Depression forms its own secret society. We're afraid of the consequences of our bosses, co-workers, family and friends finding out about our depression on Facebook. What is the worse consequence? People finding out you are depressed or you committing suicide? All it takes is one soul among friends to speak out.
I will tell you that I know you've tried what feels like everything to create a tolerable existence, but it hasn't worked thus far. I also know that you have hoarded your past expired medications in your toy hamper waiting for this day when you finally get "the nerve" to go through with ending it all. Please don't let today be your last, I want you to experience what it's like to smile for real again and you'll be taking that opportunity away.
Mental health isn't just about feeling good. As someone who has suffered with generalized anxiety disorder and subsequent depressive episodes, the last thing I want to read is feel-good drivel. What the media needs to focus on is honesty -- like the countless numbers of medications I've tried just not to have a panic attack on a subway car, the days I skipped work to lie in bed and cry (and how I always told my friends, family and employers I was sick), the pounds I shed not being able to eat in my depressive state, the long hours I spent in a therapist's office because I didn't know how to "fix my head."
Funny people aren't supposed to take their own lives.
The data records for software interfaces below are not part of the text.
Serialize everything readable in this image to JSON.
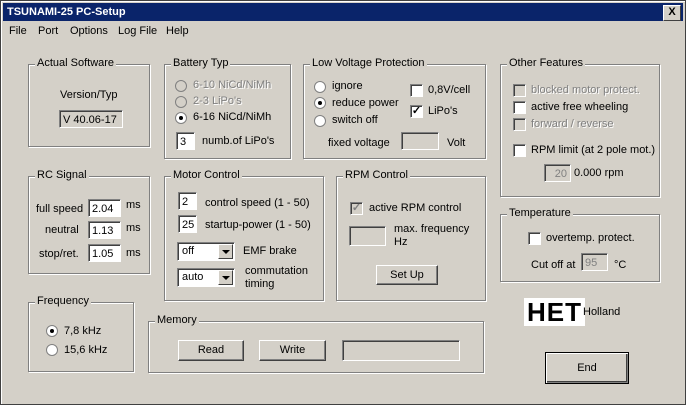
{
  "window": {
    "title": "TSUNAMI-25  PC-Setup",
    "close": "X"
  },
  "menu": [
    "File",
    "Port",
    "Options",
    "Log File",
    "Help"
  ],
  "actual_software": {
    "legend": "Actual Software",
    "label": "Version/Typ",
    "value": "V 40.06-17"
  },
  "battery": {
    "legend": "Battery Typ",
    "options": [
      "6-10 NiCd/NiMh",
      "2-3 LiPo's",
      "6-16 NiCd/NiMh"
    ],
    "selected": 2,
    "lipo_count": "3",
    "lipo_label": "numb.of LiPo's"
  },
  "low_voltage": {
    "legend": "Low Voltage Protection",
    "options": [
      "ignore",
      "reduce power",
      "switch off"
    ],
    "selected": 1,
    "cell_label": "0,8V/cell",
    "lipo_label": "LiPo's",
    "fixed_label": "fixed voltage",
    "fixed_value": "",
    "unit": "Volt"
  },
  "other": {
    "legend": "Other Features",
    "blocked": "blocked motor protect.",
    "freewheel": "active free wheeling",
    "fwdrev": "forward / reverse",
    "rpm_limit": "RPM limit (at 2 pole mot.)",
    "rpm_value": "20",
    "rpm_text": "0.000 rpm"
  },
  "rc_signal": {
    "legend": "RC Signal",
    "unit": "ms",
    "rows": [
      {
        "label": "full speed",
        "value": "2.04"
      },
      {
        "label": "neutral",
        "value": "1.13"
      },
      {
        "label": "stop/ret.",
        "value": "1.05"
      }
    ]
  },
  "motor": {
    "legend": "Motor Control",
    "control_speed": "2",
    "control_speed_label": "control speed (1 - 50)",
    "startup": "25",
    "startup_label": "startup-power (1 - 50)",
    "emf": "off",
    "emf_label": "EMF brake",
    "commutation": "auto",
    "commutation_label": "commutation timing"
  },
  "rpm": {
    "legend": "RPM Control",
    "active": "active RPM control",
    "max_freq_label": "max. frequency Hz",
    "max_freq": "",
    "setup": "Set Up"
  },
  "temperature": {
    "legend": "Temperature",
    "overtemp": "overtemp. protect.",
    "cutoff_label": "Cut off at",
    "cutoff_value": "95",
    "unit": "°C"
  },
  "frequency": {
    "legend": "Frequency",
    "options": [
      "7,8 kHz",
      "15,6 kHz"
    ],
    "selected": 0
  },
  "memory": {
    "legend": "Memory",
    "read": "Read",
    "write": "Write",
    "status": ""
  },
  "brand": {
    "logo": "HET",
    "country": "Holland"
  },
  "end_button": "End"
}
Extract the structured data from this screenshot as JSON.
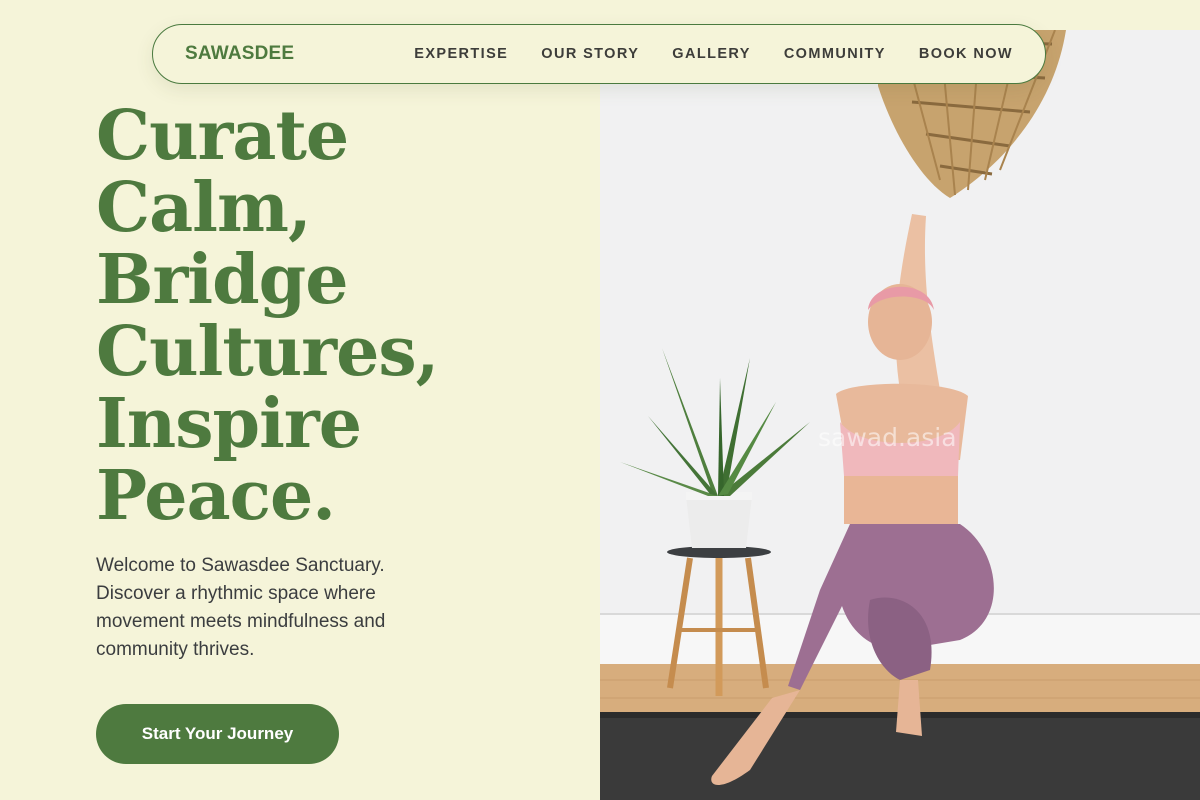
{
  "nav": {
    "brand": "SAWASDEE",
    "links": [
      "EXPERTISE",
      "OUR STORY",
      "GALLERY",
      "COMMUNITY",
      "BOOK NOW"
    ]
  },
  "hero": {
    "title_lines": [
      "Curate",
      "Calm,",
      "Bridge",
      "Cultures,",
      "Inspire",
      "Peace."
    ],
    "description": "Welcome to Sawasdee Sanctuary. Discover a rhythmic space where movement meets mindfulness and community thrives.",
    "cta_label": "Start Your Journey",
    "image": {
      "subject": "yoga-practitioner-eagle-pose",
      "watermark": "sawad.asia"
    }
  },
  "colors": {
    "background": "#f5f4d9",
    "brand_green": "#4e7a3f",
    "text_dark": "#3b3d3f"
  }
}
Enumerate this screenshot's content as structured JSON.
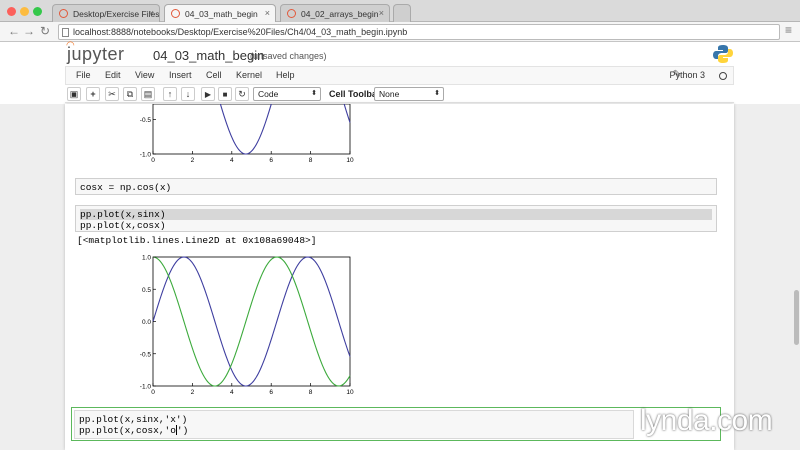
{
  "browser": {
    "tabs": [
      {
        "title": "Desktop/Exercise Files/Ch"
      },
      {
        "title": "04_03_math_begin"
      },
      {
        "title": "04_02_arrays_begin"
      }
    ],
    "url": "localhost:8888/notebooks/Desktop/Exercise%20Files/Ch4/04_03_math_begin.ipynb"
  },
  "jupyter": {
    "logo": "jupyter",
    "notebook_name": "04_03_math_begin",
    "save_status": "(unsaved changes)",
    "kernel_name": "Python 3",
    "menu": [
      "File",
      "Edit",
      "View",
      "Insert",
      "Cell",
      "Kernel",
      "Help"
    ],
    "toolbar": {
      "cell_type": "Code",
      "cell_toolbar_label": "Cell Toolbar:",
      "cell_toolbar_value": "None"
    }
  },
  "cells": {
    "c1": "cosx = np.cos(x)",
    "c2_line1": "pp.plot(x,sinx)",
    "c2_line2": "pp.plot(x,cosx)",
    "c2_output": "[<matplotlib.lines.Line2D at 0x108a69048>]",
    "c3_line1": "pp.plot(x,sinx,'x')",
    "c3_line2a": "pp.plot(x,cosx,'o",
    "c3_line2b": "')"
  },
  "watermark": "lynda.com",
  "colors": {
    "sin": "#3f3fa0",
    "cos": "#3caa3c",
    "active_border": "#5cb85c",
    "jupyter_orange": "#f37726"
  },
  "chart_data": [
    {
      "type": "line",
      "x_ticks": [
        "0",
        "2",
        "4",
        "6",
        "8",
        "10"
      ],
      "y_ticks": [
        "-0.5",
        "-1.0"
      ],
      "xlim": [
        0,
        10
      ],
      "series": [
        {
          "function": "sin(x)",
          "color": "#3f3fa0"
        }
      ],
      "partial": true
    },
    {
      "type": "line",
      "x_ticks": [
        "0",
        "2",
        "4",
        "6",
        "8",
        "10"
      ],
      "y_ticks": [
        "1.0",
        "0.5",
        "0.0",
        "-0.5",
        "-1.0"
      ],
      "xlim": [
        0,
        10
      ],
      "ylim": [
        -1,
        1
      ],
      "series": [
        {
          "function": "sin(x)",
          "color": "#3f3fa0"
        },
        {
          "function": "cos(x)",
          "color": "#3caa3c"
        }
      ]
    }
  ]
}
But then again, neither are fathers or mothers or first responders or any of the other host of people we outwardly see as having too much to live for. The way things appear to others is never the whole picture. Those who struggle with depression are not so easily defined by only the characteristics everyone else sees.
Rare are the moments where reading of an actor's passing does much more to me other than illicit a half-shrug before I carry on with my day, but in the case of Robin Williams it stopped me straight in my tracks. Williams depression wasn't new. He was an alcoholic with a long history of substance abuse. He dodged consistent allegations of stealing jokes throughout his years as a stand-up comic. He suffered. Despite and through the laughs, he suffered.
The moment a celebrity or somebody takes his or her life we, as a society, are all over it. It makes me think if we talked about suicide this much when it wasn't in the news due to something like Williams' death we would be better off. In addition to talking about Williams let's also talk about the thousands of other "normal" people who also died of suicide today.
Suicide isn't "giving up" or "giving in." Suicide is a terrible decision made by someone whose pain is so great that they can no longer hold it, and feel they have no other option in life but to end it. It's a decision you can't take back, and a decision that will affect your friend and family forever. It is not taken lightly. For someone looking in, it does seem like a waste -- especially in the case of Robin Williams, who was a brilliantly funny man and a talented actor. But imagine, if you will, feeling so desperate, so desolate, so incredibly sad and hurt that you honestly cannot see a way out. Williams did things in his life that touched people to their core. It is a sad, sad loss, but it is not a waste.
How should psychiatrists' roles be defined in order to provide as much specialist care to as many high-needs individuals as possible in the most cost-effective way? Because psychiatrists appear to be organized in a far less than systematic fashion within Ontario's mental health system, there is a fairly steady level of unmet need no matter how many psychiatrists practice in a region.
Generally speaking, taking medications against depression or anxiety should not always be the first measure to find relief. A health-promoting lifestyle that includes eating a balanced diet, regular exercise, and enough sleep can be very helpful in dealing with many disturbances, both of body and mind.